Aim of the task — The entries are to be given back verbatim; no picture is to be copied.

(Dataset rows describing interfaces)
=== Section Start ===

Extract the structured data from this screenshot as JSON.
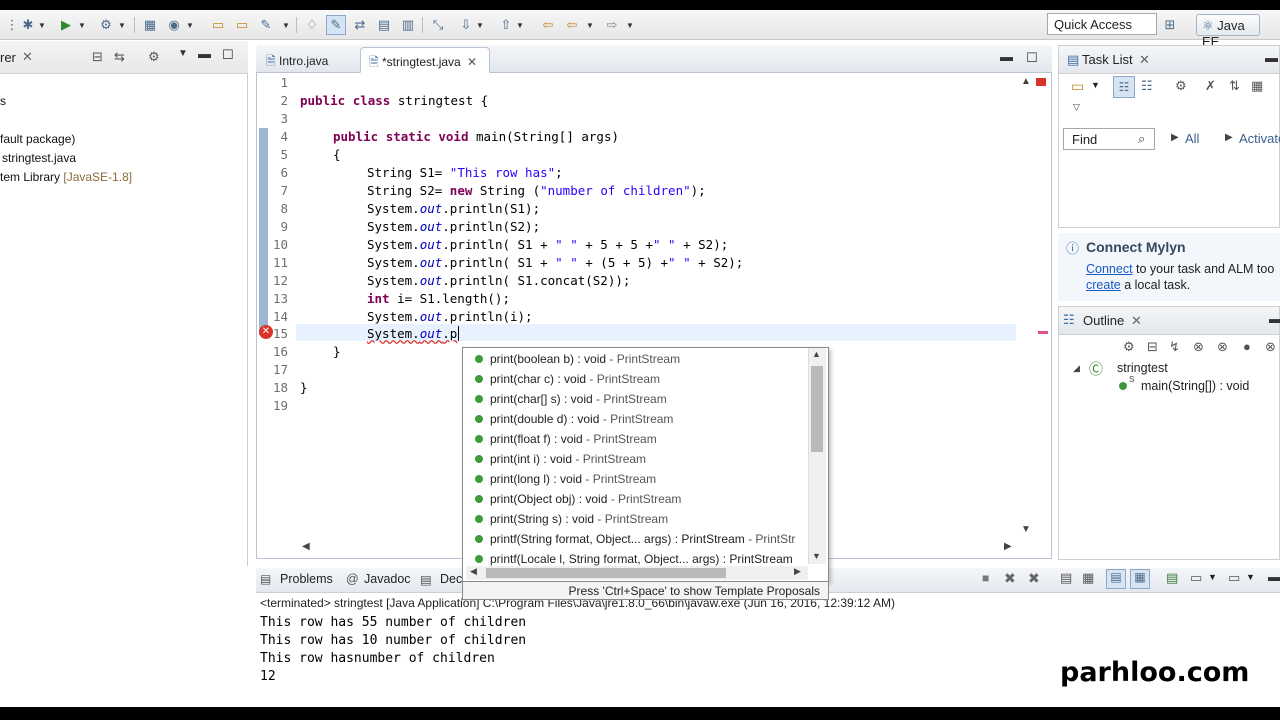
{
  "toolbar": {
    "quick_access": "Quick Access",
    "perspective": "Java EE"
  },
  "left_panel": {
    "tab_fragment": "rer",
    "items": [
      {
        "text": "s"
      },
      {
        "text": "fault package)"
      },
      {
        "text": "stringtest.java"
      },
      {
        "text": "tem Library",
        "suffix": "[JavaSE-1.8]"
      }
    ]
  },
  "editor": {
    "tabs": [
      {
        "label": "Intro.java"
      },
      {
        "label": "*stringtest.java"
      }
    ],
    "line_numbers": [
      "1",
      "2",
      "3",
      "4",
      "5",
      "6",
      "7",
      "8",
      "9",
      "10",
      "11",
      "12",
      "13",
      "14",
      "15",
      "16",
      "17",
      "18",
      "19"
    ],
    "code": {
      "l2_kw1": "public",
      "l2_kw2": "class",
      "l2_rest": " stringtest {",
      "l4_kw1": "public",
      "l4_kw2": "static",
      "l4_kw3": "void",
      "l4_rest": " main(String[] args)",
      "l5": "{",
      "l6_a": "String S1= ",
      "l6_str": "\"This row has\"",
      "l6_b": ";",
      "l7_a": "String S2= ",
      "l7_kw": "new",
      "l7_b": " String (",
      "l7_str": "\"number of children\"",
      "l7_c": ");",
      "l8_a": "System.",
      "l8_fld": "out",
      "l8_b": ".println(S1);",
      "l9_a": "System.",
      "l9_fld": "out",
      "l9_b": ".println(S2);",
      "l10_a": "System.",
      "l10_fld": "out",
      "l10_b": ".println( S1 + ",
      "l10_s1": "\" \"",
      "l10_c": " + 5 + 5 +",
      "l10_s2": "\" \"",
      "l10_d": " + S2);",
      "l11_a": "System.",
      "l11_fld": "out",
      "l11_b": ".println( S1 + ",
      "l11_s1": "\" \"",
      "l11_c": " + (5 + 5) +",
      "l11_s2": "\" \"",
      "l11_d": " + S2);",
      "l12_a": "System.",
      "l12_fld": "out",
      "l12_b": ".println( S1.concat(S2));",
      "l13_kw": "int",
      "l13_b": " i= S1.length();",
      "l14_a": "System.",
      "l14_fld": "out",
      "l14_b": ".println(i);",
      "l15_a": "System.",
      "l15_fld": "out",
      "l15_b": ".p",
      "l16": "}",
      "l18": "}"
    }
  },
  "assist": {
    "items": [
      {
        "sig": "print(boolean b) : void",
        "src": " - PrintStream"
      },
      {
        "sig": "print(char c) : void",
        "src": " - PrintStream"
      },
      {
        "sig": "print(char[] s) : void",
        "src": " - PrintStream"
      },
      {
        "sig": "print(double d) : void",
        "src": " - PrintStream"
      },
      {
        "sig": "print(float f) : void",
        "src": " - PrintStream"
      },
      {
        "sig": "print(int i) : void",
        "src": " - PrintStream"
      },
      {
        "sig": "print(long l) : void",
        "src": " - PrintStream"
      },
      {
        "sig": "print(Object obj) : void",
        "src": " - PrintStream"
      },
      {
        "sig": "print(String s) : void",
        "src": " - PrintStream"
      },
      {
        "sig": "printf(String format, Object... args) : PrintStream",
        "src": " - PrintStr"
      },
      {
        "sig": "printf(Locale l, String format, Object... args) : PrintStream",
        "src": ""
      }
    ],
    "status": "Press 'Ctrl+Space' to show Template Proposals"
  },
  "tasklist": {
    "title": "Task List",
    "find_placeholder": "Find",
    "all": "All",
    "activate": "Activate..."
  },
  "mylyn": {
    "title": "Connect Mylyn",
    "connect_link": "Connect",
    "line1_rest": " to your task and ALM too",
    "create_link": "create",
    "line2_rest": " a local task."
  },
  "outline": {
    "title": "Outline",
    "class_name": "stringtest",
    "method": "main(String[]) : void"
  },
  "console": {
    "tabs": [
      {
        "label": "Problems"
      },
      {
        "label": "Javadoc"
      },
      {
        "label": "Dec"
      }
    ],
    "terminated": "<terminated> stringtest [Java Application] C:\\Program Files\\Java\\jre1.8.0_66\\bin\\javaw.exe (Jun 16, 2016, 12:39:12 AM)",
    "output": [
      "This row has 55 number of children",
      "This row has 10 number of children",
      "This row hasnumber of children",
      "12"
    ]
  },
  "watermark": "parhloo.com"
}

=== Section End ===

Answer for this exercise —
Extract the structured data from this screenshot as JSON.
{
  "toolbar": {
    "quick_access": "Quick Access",
    "perspective": "Java EE"
  },
  "left_panel": {
    "tab_fragment": "rer",
    "items": [
      {
        "text": "s"
      },
      {
        "text": "fault package)"
      },
      {
        "text": "stringtest.java"
      },
      {
        "text": "tem Library",
        "suffix": "[JavaSE-1.8]"
      }
    ]
  },
  "editor": {
    "tabs": [
      {
        "label": "Intro.java"
      },
      {
        "label": "*stringtest.java"
      }
    ],
    "line_numbers": [
      "1",
      "2",
      "3",
      "4",
      "5",
      "6",
      "7",
      "8",
      "9",
      "10",
      "11",
      "12",
      "13",
      "14",
      "15",
      "16",
      "17",
      "18",
      "19"
    ],
    "code": {
      "l2_kw1": "public",
      "l2_kw2": "class",
      "l2_rest": " stringtest {",
      "l4_kw1": "public",
      "l4_kw2": "static",
      "l4_kw3": "void",
      "l4_rest": " main(String[] args)",
      "l5": "{",
      "l6_a": "String S1= ",
      "l6_str": "\"This row has\"",
      "l6_b": ";",
      "l7_a": "String S2= ",
      "l7_kw": "new",
      "l7_b": " String (",
      "l7_str": "\"number of children\"",
      "l7_c": ");",
      "l8_a": "System.",
      "l8_fld": "out",
      "l8_b": ".println(S1);",
      "l9_a": "System.",
      "l9_fld": "out",
      "l9_b": ".println(S2);",
      "l10_a": "System.",
      "l10_fld": "out",
      "l10_b": ".println( S1 + ",
      "l10_s1": "\" \"",
      "l10_c": " + 5 + 5 +",
      "l10_s2": "\" \"",
      "l10_d": " + S2);",
      "l11_a": "System.",
      "l11_fld": "out",
      "l11_b": ".println( S1 + ",
      "l11_s1": "\" \"",
      "l11_c": " + (5 + 5) +",
      "l11_s2": "\" \"",
      "l11_d": " + S2);",
      "l12_a": "System.",
      "l12_fld": "out",
      "l12_b": ".println( S1.concat(S2));",
      "l13_kw": "int",
      "l13_b": " i= S1.length();",
      "l14_a": "System.",
      "l14_fld": "out",
      "l14_b": ".println(i);",
      "l15_a": "System.",
      "l15_fld": "out",
      "l15_b": ".p",
      "l16": "}",
      "l18": "}"
    }
  },
  "assist": {
    "items": [
      {
        "sig": "print(boolean b) : void",
        "src": " - PrintStream"
      },
      {
        "sig": "print(char c) : void",
        "src": " - PrintStream"
      },
      {
        "sig": "print(char[] s) : void",
        "src": " - PrintStream"
      },
      {
        "sig": "print(double d) : void",
        "src": " - PrintStream"
      },
      {
        "sig": "print(float f) : void",
        "src": " - PrintStream"
      },
      {
        "sig": "print(int i) : void",
        "src": " - PrintStream"
      },
      {
        "sig": "print(long l) : void",
        "src": " - PrintStream"
      },
      {
        "sig": "print(Object obj) : void",
        "src": " - PrintStream"
      },
      {
        "sig": "print(String s) : void",
        "src": " - PrintStream"
      },
      {
        "sig": "printf(String format, Object... args) : PrintStream",
        "src": " - PrintStr"
      },
      {
        "sig": "printf(Locale l, String format, Object... args) : PrintStream",
        "src": ""
      }
    ],
    "status": "Press 'Ctrl+Space' to show Template Proposals"
  },
  "tasklist": {
    "title": "Task List",
    "find_placeholder": "Find",
    "all": "All",
    "activate": "Activate..."
  },
  "mylyn": {
    "title": "Connect Mylyn",
    "connect_link": "Connect",
    "line1_rest": " to your task and ALM too",
    "create_link": "create",
    "line2_rest": " a local task."
  },
  "outline": {
    "title": "Outline",
    "class_name": "stringtest",
    "method": "main(String[]) : void"
  },
  "console": {
    "tabs": [
      {
        "label": "Problems"
      },
      {
        "label": "Javadoc"
      },
      {
        "label": "Dec"
      }
    ],
    "terminated": "<terminated> stringtest [Java Application] C:\\Program Files\\Java\\jre1.8.0_66\\bin\\javaw.exe (Jun 16, 2016, 12:39:12 AM)",
    "output": [
      "This row has 55 number of children",
      "This row has 10 number of children",
      "This row hasnumber of children",
      "12"
    ]
  },
  "watermark": "parhloo.com"
}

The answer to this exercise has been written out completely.